Progress Toward Serialization!?

2014 enough time graph.zoomLast week I announced the availability of the 2015 RxTrace U.S. Pharma Traceability Survey Results that are sponsored by Frequentz.  You should download a free copy of the report here.  This week I want to look at another interesting finding taken directly from the report.  It shows that progress is being made by drug manufacturers, repackagers and CMO/CPOs toward meeting the 2017 (2018 for repackagers) deadline for adding serial numbers to the drug packages they produce for the U.S. market.  That requirement comes from the Drug Supply Chain Security Act (DSCSA) enacted in November of 2013.

One of the many questions we asked the respondents from those organization was:

“What percentage of your total packaging lines are fully converted and ready to apply DSCSA-compliant package-level and case-level product identifiers?”

Here are the results:

2015.Percent PkgLn Done

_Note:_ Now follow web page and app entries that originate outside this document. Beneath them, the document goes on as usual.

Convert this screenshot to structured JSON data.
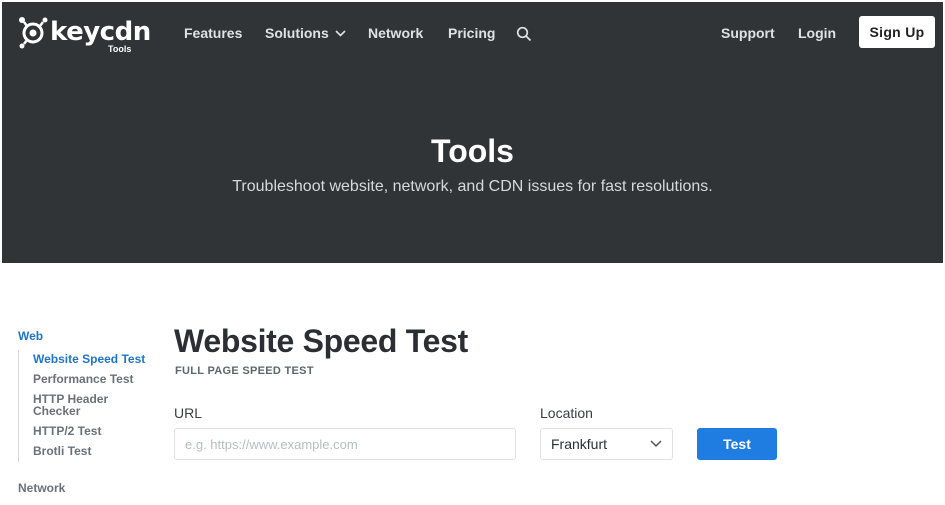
{
  "nav": {
    "brand": "keycdn",
    "brand_sub": "Tools",
    "features": "Features",
    "solutions": "Solutions",
    "network": "Network",
    "pricing": "Pricing",
    "support": "Support",
    "login": "Login",
    "signup": "Sign Up"
  },
  "hero": {
    "title": "Tools",
    "subtitle": "Troubleshoot website, network, and CDN issues for fast resolutions."
  },
  "sidebar": {
    "web_label": "Web",
    "items": [
      {
        "label": "Website Speed Test",
        "active": true
      },
      {
        "label": "Performance Test",
        "active": false
      },
      {
        "label": "HTTP Header Checker",
        "active": false
      },
      {
        "label": "HTTP/2 Test",
        "active": false
      },
      {
        "label": "Brotli Test",
        "active": false
      }
    ],
    "network_label": "Network"
  },
  "main": {
    "title": "Website Speed Test",
    "subtitle": "FULL PAGE SPEED TEST",
    "url_label": "URL",
    "url_placeholder": "e.g. https://www.example.com",
    "url_value": "",
    "location_label": "Location",
    "location_value": "Frankfurt",
    "test_button": "Test"
  },
  "colors": {
    "hero_bg": "#313437",
    "accent": "#1f7ce0",
    "link_active": "#1d76c9"
  }
}
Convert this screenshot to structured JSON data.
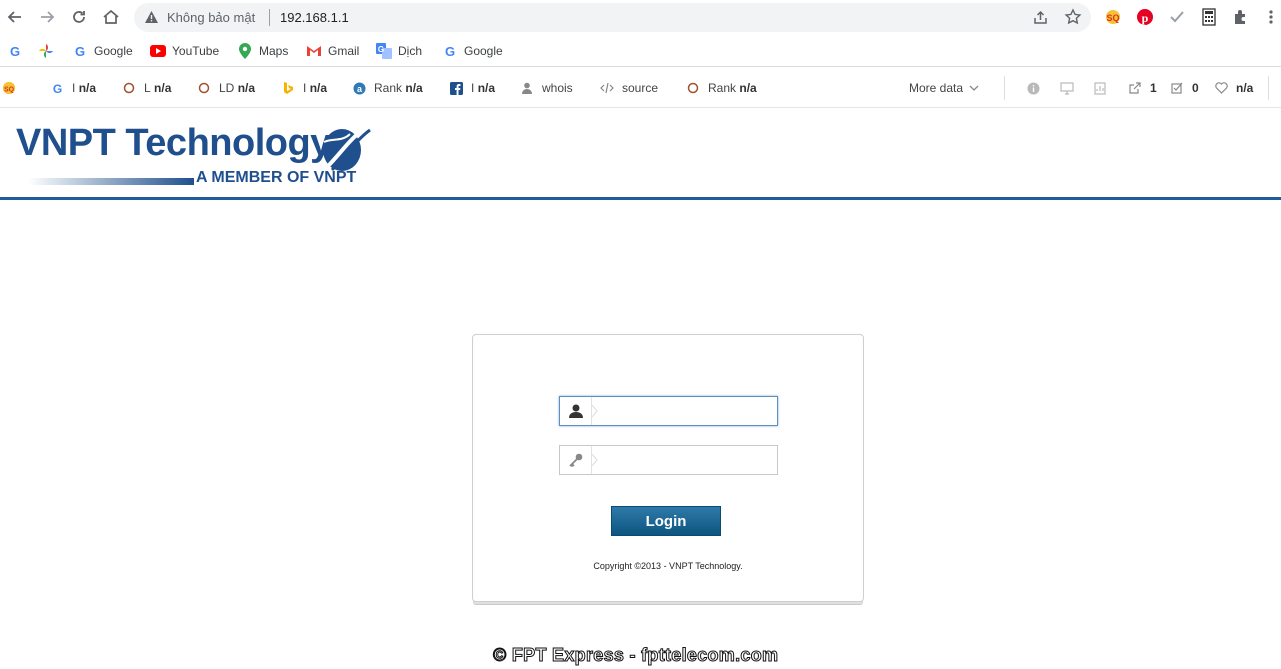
{
  "browser": {
    "security_label": "Không bảo mật",
    "url": "192.168.1.1"
  },
  "bookmarks": [
    {
      "icon": "google-icon",
      "label": ""
    },
    {
      "icon": "pinwheel-icon",
      "label": ""
    },
    {
      "icon": "google-icon",
      "label": "Google"
    },
    {
      "icon": "youtube-icon",
      "label": "YouTube"
    },
    {
      "icon": "maps-icon",
      "label": "Maps"
    },
    {
      "icon": "gmail-icon",
      "label": "Gmail"
    },
    {
      "icon": "translate-icon",
      "label": "Dịch"
    },
    {
      "icon": "google-icon",
      "label": "Google"
    }
  ],
  "seo_toolbar": {
    "items": [
      {
        "icon": "google-icon",
        "prefix": "I",
        "value": "n/a"
      },
      {
        "icon": "circle-icon",
        "prefix": "L",
        "value": "n/a"
      },
      {
        "icon": "circle-icon",
        "prefix": "LD",
        "value": "n/a"
      },
      {
        "icon": "bing-icon",
        "prefix": "I",
        "value": "n/a"
      },
      {
        "icon": "alexa-icon",
        "prefix": "Rank",
        "value": "n/a"
      },
      {
        "icon": "facebook-icon",
        "prefix": "I",
        "value": "n/a"
      },
      {
        "icon": "user-icon",
        "prefix": "whois",
        "value": ""
      },
      {
        "icon": "code-icon",
        "prefix": "source",
        "value": ""
      },
      {
        "icon": "circle-icon",
        "prefix": "Rank",
        "value": "n/a"
      }
    ],
    "more_data": "More data",
    "external_links": "1",
    "checked_count": "0",
    "heart_value": "n/a"
  },
  "page": {
    "logo_text": "VNPT Technology",
    "logo_tagline": "A MEMBER OF VNPT",
    "username_value": "",
    "password_value": "",
    "login_label": "Login",
    "copyright": "Copyright ©2013 - VNPT Technology."
  },
  "watermark": "© FPT Express - fpttelecom.com",
  "colors": {
    "brand_blue": "#1f4f8d",
    "header_rule": "#1f5f97",
    "login_button": "#0e5581"
  }
}
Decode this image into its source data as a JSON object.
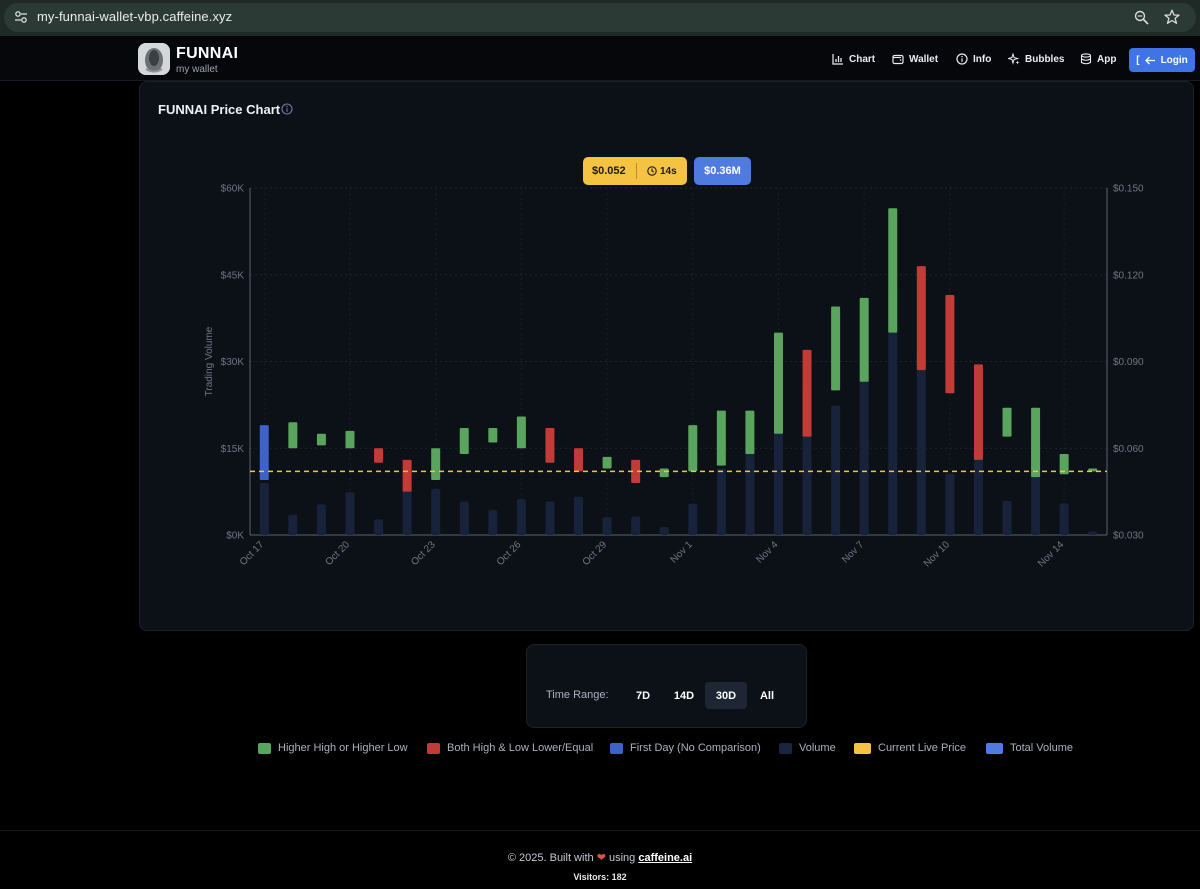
{
  "browser": {
    "url": "my-funnai-wallet-vbp.caffeine.xyz",
    "icons": [
      "site-settings-icon",
      "zoom-icon",
      "bookmark-star-icon"
    ]
  },
  "header": {
    "brand": "FUNNAI",
    "subtitle": "my wallet",
    "nav": [
      {
        "label": "Chart",
        "icon": "bar-chart-icon"
      },
      {
        "label": "Wallet",
        "icon": "wallet-icon"
      },
      {
        "label": "Info",
        "icon": "info-icon"
      },
      {
        "label": "Bubbles",
        "icon": "sparkle-icon"
      },
      {
        "label": "App",
        "icon": "database-icon"
      }
    ],
    "login": {
      "label": "Login",
      "prefix": "[",
      "icon": "arrow-left-icon"
    }
  },
  "chart_card": {
    "title": "FUNNAI Price Chart",
    "live_price": "$0.052",
    "refresh": "14s",
    "total_volume": "$0.36M"
  },
  "chart_data": {
    "type": "candlestick_volume",
    "left_axis": {
      "label": "Trading Volume",
      "ticks": [
        "$0K",
        "$15K",
        "$30K",
        "$45K",
        "$60K"
      ],
      "range": [
        0,
        60000
      ]
    },
    "right_axis": {
      "ticks": [
        "$0.030",
        "$0.060",
        "$0.090",
        "$0.120",
        "$0.150"
      ],
      "range": [
        0.03,
        0.15
      ]
    },
    "x_ticks": [
      "Oct 17",
      "Oct 20",
      "Oct 23",
      "Oct 26",
      "Oct 29",
      "Nov 1",
      "Nov 4",
      "Nov 7",
      "Nov 10",
      "Nov 14"
    ],
    "days": [
      "Oct 17",
      "Oct 18",
      "Oct 19",
      "Oct 20",
      "Oct 21",
      "Oct 22",
      "Oct 23",
      "Oct 24",
      "Oct 25",
      "Oct 26",
      "Oct 27",
      "Oct 28",
      "Oct 29",
      "Oct 30",
      "Oct 31",
      "Nov 1",
      "Nov 2",
      "Nov 3",
      "Nov 4",
      "Nov 5",
      "Nov 6",
      "Nov 7",
      "Nov 8",
      "Nov 9",
      "Nov 10",
      "Nov 11",
      "Nov 12",
      "Nov 13",
      "Nov 14",
      "Nov 15"
    ],
    "candles": [
      {
        "low": 0.049,
        "high": 0.068,
        "kind": "first"
      },
      {
        "low": 0.06,
        "high": 0.069,
        "kind": "higher"
      },
      {
        "low": 0.061,
        "high": 0.065,
        "kind": "higher"
      },
      {
        "low": 0.06,
        "high": 0.066,
        "kind": "higher"
      },
      {
        "low": 0.055,
        "high": 0.06,
        "kind": "lower"
      },
      {
        "low": 0.045,
        "high": 0.056,
        "kind": "lower"
      },
      {
        "low": 0.049,
        "high": 0.06,
        "kind": "higher"
      },
      {
        "low": 0.058,
        "high": 0.067,
        "kind": "higher"
      },
      {
        "low": 0.062,
        "high": 0.067,
        "kind": "higher"
      },
      {
        "low": 0.06,
        "high": 0.071,
        "kind": "higher"
      },
      {
        "low": 0.055,
        "high": 0.067,
        "kind": "lower"
      },
      {
        "low": 0.052,
        "high": 0.06,
        "kind": "lower"
      },
      {
        "low": 0.053,
        "high": 0.057,
        "kind": "higher"
      },
      {
        "low": 0.048,
        "high": 0.056,
        "kind": "lower"
      },
      {
        "low": 0.05,
        "high": 0.053,
        "kind": "higher"
      },
      {
        "low": 0.052,
        "high": 0.068,
        "kind": "higher"
      },
      {
        "low": 0.054,
        "high": 0.073,
        "kind": "higher"
      },
      {
        "low": 0.058,
        "high": 0.073,
        "kind": "higher"
      },
      {
        "low": 0.065,
        "high": 0.1,
        "kind": "higher"
      },
      {
        "low": 0.064,
        "high": 0.094,
        "kind": "lower"
      },
      {
        "low": 0.08,
        "high": 0.109,
        "kind": "higher"
      },
      {
        "low": 0.083,
        "high": 0.112,
        "kind": "higher"
      },
      {
        "low": 0.1,
        "high": 0.143,
        "kind": "higher"
      },
      {
        "low": 0.087,
        "high": 0.123,
        "kind": "lower"
      },
      {
        "low": 0.079,
        "high": 0.113,
        "kind": "lower"
      },
      {
        "low": 0.056,
        "high": 0.089,
        "kind": "lower"
      },
      {
        "low": 0.064,
        "high": 0.074,
        "kind": "higher"
      },
      {
        "low": 0.05,
        "high": 0.074,
        "kind": "higher"
      },
      {
        "low": 0.051,
        "high": 0.058,
        "kind": "higher"
      },
      {
        "low": 0.052,
        "high": 0.053,
        "kind": "higher"
      }
    ],
    "volume": [
      9000,
      3500,
      5300,
      7400,
      2700,
      8000,
      8000,
      5800,
      4300,
      6200,
      5800,
      6600,
      3100,
      3200,
      1400,
      5400,
      11500,
      17500,
      27700,
      25000,
      22400,
      36000,
      42000,
      31500,
      10600,
      14300,
      5900,
      17000,
      5500,
      600
    ],
    "live_price_line": 0.052
  },
  "time_range": {
    "label": "Time Range:",
    "options": [
      "7D",
      "14D",
      "30D",
      "All"
    ],
    "selected": "30D"
  },
  "legend": [
    {
      "label": "Higher High or Higher Low",
      "color": "#5aa55d"
    },
    {
      "label": "Both High & Low Lower/Equal",
      "color": "#c23b36"
    },
    {
      "label": "First Day (No Comparison)",
      "color": "#3d62c9"
    },
    {
      "label": "Volume",
      "color": "#1a2540"
    },
    {
      "label": "Current Live Price",
      "color": "#f5c342"
    },
    {
      "label": "Total Volume",
      "color": "#4f7be0"
    }
  ],
  "footer": {
    "copyright": "© 2025. Built with",
    "using": "using",
    "link": "caffeine.ai",
    "visitors": "Visitors: 182"
  }
}
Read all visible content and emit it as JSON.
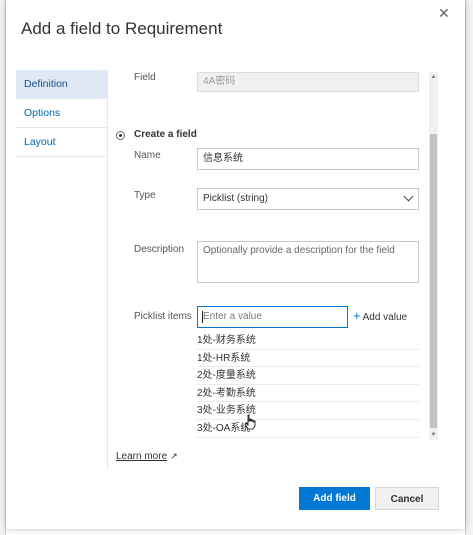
{
  "dialog": {
    "title": "Add a field to Requirement",
    "close_glyph": "✕"
  },
  "nav": {
    "items": [
      {
        "label": "Definition",
        "active": true
      },
      {
        "label": "Options",
        "active": false
      },
      {
        "label": "Layout",
        "active": false
      }
    ]
  },
  "form": {
    "field_label": "Field",
    "field_value": "4A密码",
    "create_label": "Create a field",
    "name_label": "Name",
    "name_value": "信息系统",
    "type_label": "Type",
    "type_value": "Picklist (string)",
    "description_label": "Description",
    "description_placeholder": "Optionally provide a description for the field",
    "picklist_label": "Picklist items",
    "picklist_placeholder": "Enter a value",
    "add_value_label": "Add value",
    "picklist_items": [
      "1处-财务系统",
      "1处-HR系统",
      "2处-度量系统",
      "2处-考勤系统",
      "3处-业务系统",
      "3处-OA系统"
    ]
  },
  "footer": {
    "learn_more": "Learn more",
    "add_field": "Add field",
    "cancel": "Cancel"
  },
  "colors": {
    "accent": "#0078d4",
    "nav_active_bg": "#dfe8f5"
  }
}
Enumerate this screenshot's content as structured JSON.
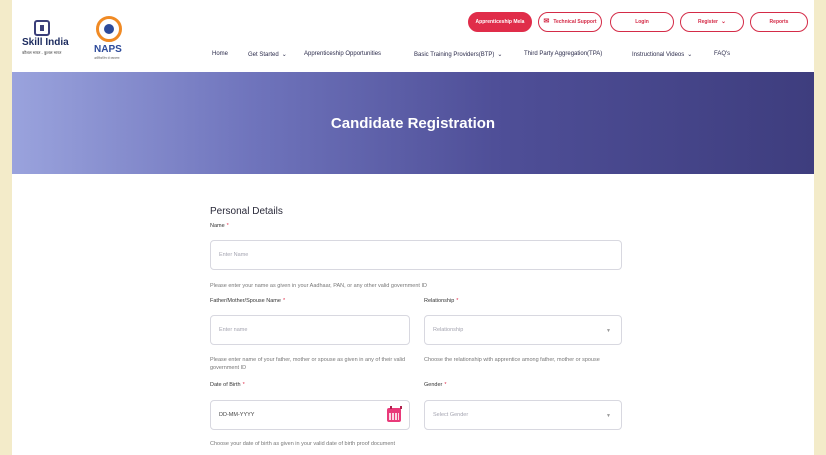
{
  "brand": {
    "skill_india": "Skill India",
    "skill_india_tagline": "कौशल भारत - कुशल भारत",
    "naps": "NAPS",
    "naps_tagline": "अप्रेंटिसशिप से सफलता"
  },
  "top_buttons": {
    "mela": "Apprenticeship Mela",
    "support": "Technical Support",
    "login": "Login",
    "register": "Register",
    "reports": "Reports"
  },
  "nav": [
    "Home",
    "Get Started",
    "Apprenticeship Opportunities",
    "Basic Training Providers(BTP)",
    "Third Party Aggregation(TPA)",
    "Instructional Videos",
    "FAQ's"
  ],
  "banner": {
    "title": "Candidate Registration"
  },
  "form": {
    "section_title": "Personal Details",
    "name": {
      "label": "Name",
      "placeholder": "Enter Name",
      "help": "Please enter your name as given in your Aadhaar, PAN, or any other valid government ID"
    },
    "guardian": {
      "label": "Father/Mother/Spouse Name",
      "placeholder": "Enter name",
      "help": "Please enter name of your father, mother or spouse as given in any of their valid government ID"
    },
    "relationship": {
      "label": "Relationship",
      "placeholder": "Relationship",
      "help": "Choose the relationship with apprentice among father, mother or spouse"
    },
    "dob": {
      "label": "Date of Birth",
      "value": "DD-MM-YYYY",
      "help": "Choose your date of birth as given in your valid date of birth proof document"
    },
    "gender": {
      "label": "Gender",
      "placeholder": "Select Gender"
    },
    "required_mark": "*"
  },
  "colors": {
    "accent": "#e02d4a",
    "banner_start": "#9aa3dd",
    "banner_end": "#3e3d7e"
  }
}
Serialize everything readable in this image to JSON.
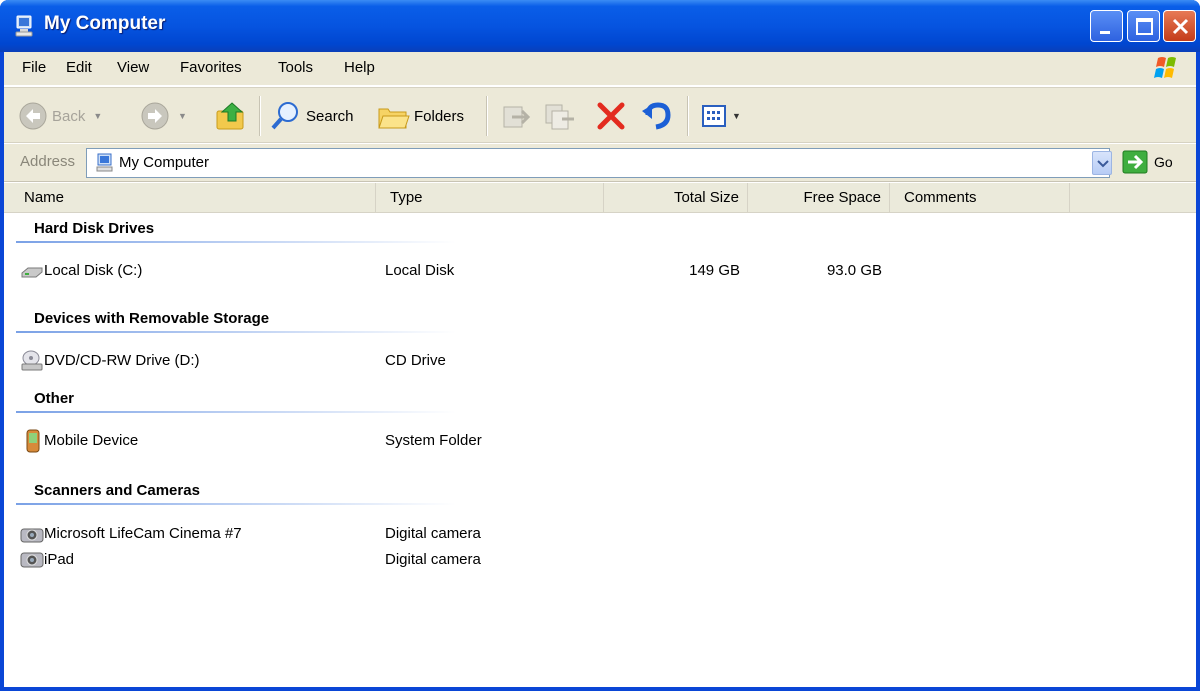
{
  "window": {
    "title": "My Computer"
  },
  "menu": [
    "File",
    "Edit",
    "View",
    "Favorites",
    "Tools",
    "Help"
  ],
  "toolbar": {
    "back": "Back",
    "search": "Search",
    "folders": "Folders"
  },
  "address": {
    "label": "Address",
    "value": "My Computer",
    "go": "Go"
  },
  "columns": {
    "name": "Name",
    "type": "Type",
    "total_size": "Total Size",
    "free_space": "Free Space",
    "comments": "Comments"
  },
  "groups": [
    {
      "title": "Hard Disk Drives",
      "items": [
        {
          "name": "Local Disk (C:)",
          "type": "Local Disk",
          "total_size": "149 GB",
          "free_space": "93.0 GB",
          "icon": "hard-disk-icon"
        }
      ]
    },
    {
      "title": "Devices with Removable Storage",
      "items": [
        {
          "name": "DVD/CD-RW Drive (D:)",
          "type": "CD Drive",
          "icon": "cd-drive-icon"
        }
      ]
    },
    {
      "title": "Other",
      "items": [
        {
          "name": "Mobile Device",
          "type": "System Folder",
          "icon": "mobile-device-icon"
        }
      ]
    },
    {
      "title": "Scanners and Cameras",
      "items": [
        {
          "name": "Microsoft LifeCam Cinema #7",
          "type": "Digital camera",
          "icon": "camera-icon"
        },
        {
          "name": "iPad",
          "type": "Digital camera",
          "icon": "camera-icon"
        }
      ]
    }
  ],
  "colors": {
    "title_bar": "#0054e3",
    "chrome": "#ece9d8",
    "group_line": "#7aa1e6"
  }
}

As you can see, about 30% of the respondents indicated that between 25% and 49% of their total packaging lines are already fully converted and ready to apply DSCSA-compliant package-level and case-level product identifiers.  That’s not too bad.  I think those companies are well on their way toward meeting the deadline, assuming they continue making progress.  Ten percent of the respondents actually said that 100% of their lines are done.

Those who indicated the lower percentages might also be in good shape but the odds against that go up the lower the response.  For these companies to be on track, they would have to market only a small number of low volume prescription drug products and they would have to be well organized and intend to get aggressive about their line conversions from here on out.  If not, they could be at risk of missing that deadline.  The report is filled with revealing results and analysis like this.


One of the things some have predicted for years now is that drug manufacturers that have their own aging packaging lines might delay upgrading them, and then when they realized it was too late, they would make the decision to just switch their product(s) to a contract packager (CPO).  Of course, this would occur at the last minute, just before the 2017 (and 2018) deadline.

New white paper!
New white paper!

But that only works if CPOs have upgraded enough of their own lines in time to absorb the additional work.  This would probably require new packaging lines that would represent an expansion to their pre-serialization capacity.  That could be viewed as a little speculative, considering the history of pedigree laws being delayed in the US, so are these companies going to have the guts to make the necessary investments?  I hope so, for everyone’s sake.

If you are a manufacturer and your plan is to switch to a CPO for serialized packaging, or if you already make use of one or more CPOs to meet your current packaging needs, I suggest you lock down capacity commitments soon with your contract partner for 2017 and beyond.  This will help your CPO plan for the capacity they will need and, hopefully, give them time to get it deployed and tested in time for you and everyone else that takes this path.

Don’t forget to sign up for the remaining two free webinars in the series I am doing with Riya Cao of LSPediA.  Tomorrow we will take A Closer Look at Global Serialization and Aggregation, and in two weeks we will cover A Closer Look at Serial Number Randomization.  Register now for each one.  I hope to see you online.